9-7.4 Cryptographic Hash Function

A cryptographic hash function is an algorithm that takes an arbitrary block of data and returns a fixed-size bit string, hash value, such that an (accidental or intentional) change to the data will (with very high probability) change the hash value. The data to be encoded is often called the “message,” and the hash value is sometimes called the message digest. The ideal cryptographic hash function must have the following significant properties:

  1. It is easy to compute the hash value for any given message.
  2. It is infeasible to generate a message that has a given hash.
  3. It is infeasible to modify a message without changing the hash.
  4. It is infeasible to find two different messages with the same hash.

The Postal Service cryptographic hash standard is SHA-2 or SHA 256. Older algorithms (e.g., SHA 1) maintained by commercial products and applications used and developed by the Postal Service may continue to be supported since they may be required to validate digital signatures executed in the past and to decrypt objects encrypted in the past using the older algorithms and key sizes. These cases must show acceptable effort of migration to standard algorithms as identified in this policy and receive an exception waiver by the CISO. In addition it is recommended that:

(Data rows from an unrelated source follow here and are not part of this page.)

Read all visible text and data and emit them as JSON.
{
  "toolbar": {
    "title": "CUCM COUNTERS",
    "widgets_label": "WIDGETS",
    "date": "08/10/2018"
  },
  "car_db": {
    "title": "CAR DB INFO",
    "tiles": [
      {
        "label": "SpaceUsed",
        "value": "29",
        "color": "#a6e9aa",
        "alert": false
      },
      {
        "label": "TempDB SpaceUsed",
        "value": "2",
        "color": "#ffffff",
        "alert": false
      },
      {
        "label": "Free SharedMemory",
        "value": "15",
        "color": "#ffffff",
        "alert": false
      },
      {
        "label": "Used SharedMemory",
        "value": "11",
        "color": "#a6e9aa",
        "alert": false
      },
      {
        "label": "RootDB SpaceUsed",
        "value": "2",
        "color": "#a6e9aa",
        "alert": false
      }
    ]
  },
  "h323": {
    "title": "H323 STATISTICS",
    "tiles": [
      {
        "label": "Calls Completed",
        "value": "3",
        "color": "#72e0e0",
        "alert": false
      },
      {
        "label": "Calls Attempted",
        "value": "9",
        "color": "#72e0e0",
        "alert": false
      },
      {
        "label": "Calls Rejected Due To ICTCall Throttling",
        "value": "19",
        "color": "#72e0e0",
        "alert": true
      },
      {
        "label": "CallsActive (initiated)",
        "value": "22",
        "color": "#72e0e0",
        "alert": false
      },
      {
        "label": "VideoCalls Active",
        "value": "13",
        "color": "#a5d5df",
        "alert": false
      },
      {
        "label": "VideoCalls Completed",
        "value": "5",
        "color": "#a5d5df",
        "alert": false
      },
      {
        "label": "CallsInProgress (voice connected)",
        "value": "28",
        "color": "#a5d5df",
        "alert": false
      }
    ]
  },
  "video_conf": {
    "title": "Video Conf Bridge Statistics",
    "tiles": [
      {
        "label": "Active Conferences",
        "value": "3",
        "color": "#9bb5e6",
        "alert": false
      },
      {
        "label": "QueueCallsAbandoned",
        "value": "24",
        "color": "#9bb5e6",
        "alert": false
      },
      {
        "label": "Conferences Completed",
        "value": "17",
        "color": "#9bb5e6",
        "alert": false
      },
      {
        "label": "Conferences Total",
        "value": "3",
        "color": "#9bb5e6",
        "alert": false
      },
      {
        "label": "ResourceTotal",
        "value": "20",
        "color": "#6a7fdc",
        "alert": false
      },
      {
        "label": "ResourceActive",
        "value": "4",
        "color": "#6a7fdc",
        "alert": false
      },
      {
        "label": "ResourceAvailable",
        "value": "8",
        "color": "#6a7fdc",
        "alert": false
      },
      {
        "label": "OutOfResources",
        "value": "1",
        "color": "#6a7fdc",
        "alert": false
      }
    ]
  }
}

  1. A Salt value is always used with your hash. This is especially important if the sensitive data to be protected is short like a password, social security number, or a payment card number.
  2. Always use a Strong Salt value when creating a credential hash. A Salt is a fixed-length cryptographically-strong random value. Follow these practices to properly implement credential-specific salts:
    1. Generate a unique salt upon creation of each stored credential (not only per user or systemwide).
    2. Use cryptographically-strong random data.
    3. As storage permits, use a 32-byte or 64-byte salt.
  3. The Salt value should be protected as any other cryptographic value.